"Let the train take the strain,” exhorted British Rail’s famous slogan in the 1970s. Railfuture honorary president Christian Wolmar is worried that more than forty years later we are being urged to do the opposite.

He warns that the railway operators and the Government are united in trying to persuade people not to use the railways, suggesting “only travel by train if you have no other alternative”.

"This campaign has been successful in cutting usage which, even after a slight recovery, stood at around 10 per cent of former levels by mid-June. But its success is now causing consternation within the industry.

The concern is that the campaign to deter people temporarily from using trains will cause a permanent slump in passenger numbers and a crisis for the railways.

To keep the railways running, the Government has been paying around an extra £700 million a month in addition to the annual rail investment subsidy of approximately £4.5b billion. Without this additional support, the railway system would have collapsed.

With the rail companies effectively under state control, the industry has been left without a powerful voice to defend its interests.

In Europe, the approach has been far more measured and the railways are trying to return to normal. In France, restrictions on passenger numbers were abandoned in mid-June, opening up trains to 100 per cent occupancy.

In Austria, one of the earliest countries to impose a national lockdown and close its borders, there is no attempt to enforce social distancing on public transport. Instead the Austrian government has said that passengers use the system at their own risk, with face masks mandatory.

Even when the rules are relaxed in the UK, the railways still face an uphill task to return to their past glory; and there is no question of reviving the old franchise model of the private sector taking all the financial risk of the fare box.

By next year, the railway may have only 50% of its pre-Covid passenger numbers.
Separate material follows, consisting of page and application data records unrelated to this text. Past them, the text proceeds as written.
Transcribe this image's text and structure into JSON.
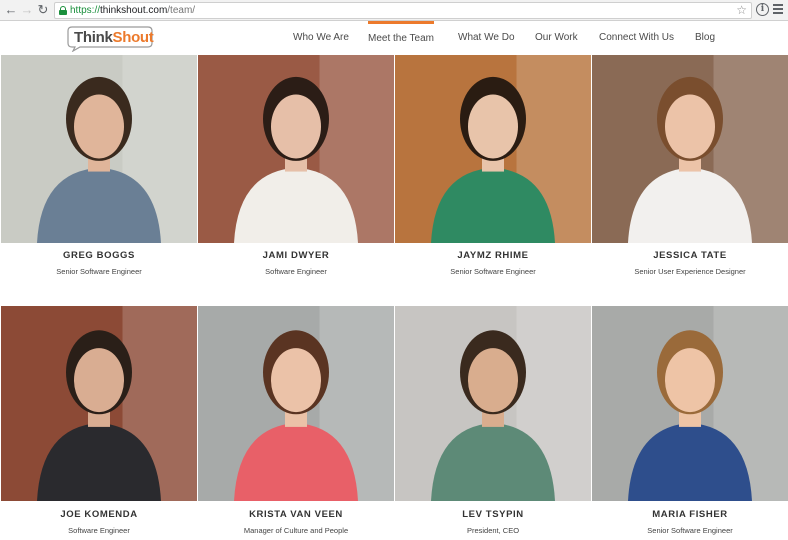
{
  "browser": {
    "url_protocol": "https://",
    "url_host": "thinkshout.com",
    "url_path": "/team/"
  },
  "site": {
    "logo_think": "Think",
    "logo_shout": "Shout",
    "brand_color": "#ec7a2c",
    "nav": [
      {
        "label": "Who We Are",
        "active": false
      },
      {
        "label": "Meet the Team",
        "active": true
      },
      {
        "label": "What We Do",
        "active": false
      },
      {
        "label": "Our Work",
        "active": false
      },
      {
        "label": "Connect With Us",
        "active": false
      },
      {
        "label": "Blog",
        "active": false
      }
    ]
  },
  "team": [
    {
      "name": "GREG BOGGS",
      "role": "Senior Software Engineer",
      "bg": "#c9cbc4",
      "shirt": "#6a7f95",
      "hair": "#3a2a1e",
      "skin": "#e0b59a"
    },
    {
      "name": "JAMI DWYER",
      "role": "Software Engineer",
      "bg": "#9a5a45",
      "shirt": "#f1eee9",
      "hair": "#2b1d16",
      "skin": "#e6bfa8"
    },
    {
      "name": "JAYMZ RHIME",
      "role": "Senior Software Engineer",
      "bg": "#b8743e",
      "shirt": "#2f8a62",
      "hair": "#2a1c12",
      "skin": "#e8c4aa"
    },
    {
      "name": "JESSICA TATE",
      "role": "Senior User Experience Designer",
      "bg": "#8a6a55",
      "shirt": "#f2f0ee",
      "hair": "#7a4e2e",
      "skin": "#ecc3a8"
    },
    {
      "name": "JOE KOMENDA",
      "role": "Software Engineer",
      "bg": "#8c4a36",
      "shirt": "#2a2a2e",
      "hair": "#2a1f18",
      "skin": "#d9ad92"
    },
    {
      "name": "KRISTA VAN VEEN",
      "role": "Manager of Culture and People",
      "bg": "#a7aaa9",
      "shirt": "#e86068",
      "hair": "#5a3422",
      "skin": "#ebc2a8"
    },
    {
      "name": "LEV TSYPIN",
      "role": "President, CEO",
      "bg": "#c7c5c2",
      "shirt": "#5d8a77",
      "hair": "#3a2a1e",
      "skin": "#d9ad8e"
    },
    {
      "name": "MARIA FISHER",
      "role": "Senior Software Engineer",
      "bg": "#a8aaa8",
      "shirt": "#2e4e8c",
      "hair": "#9a6a3a",
      "skin": "#eec4a6"
    }
  ]
}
The biggest irony of the injunction not to use trains is that it will reverse the improvements to air quality made during the lockdown. So much for a green recovery from Covid.

Congestion on the roads was already worsening before most shops, businesses and schools had reopened. As the lockdown is eased, there are fears that traffic levels may be higher than before the pandemic as people are too scared to use the railways.

There has been talk of a greater emphasis on cycling, walking and public transport, but £27 billion was earmarked for new roads in the March Budget.

A year or two of empty trains will, no doubt, lead to questions from the Tory benches about the billions being spent on the industry, and suggestions that perhaps Richard Beeching did not go far enough."

Read the full report: Christian Wolmar 2020.06.25.pdf

New Statesman website: NS

Railfuture media release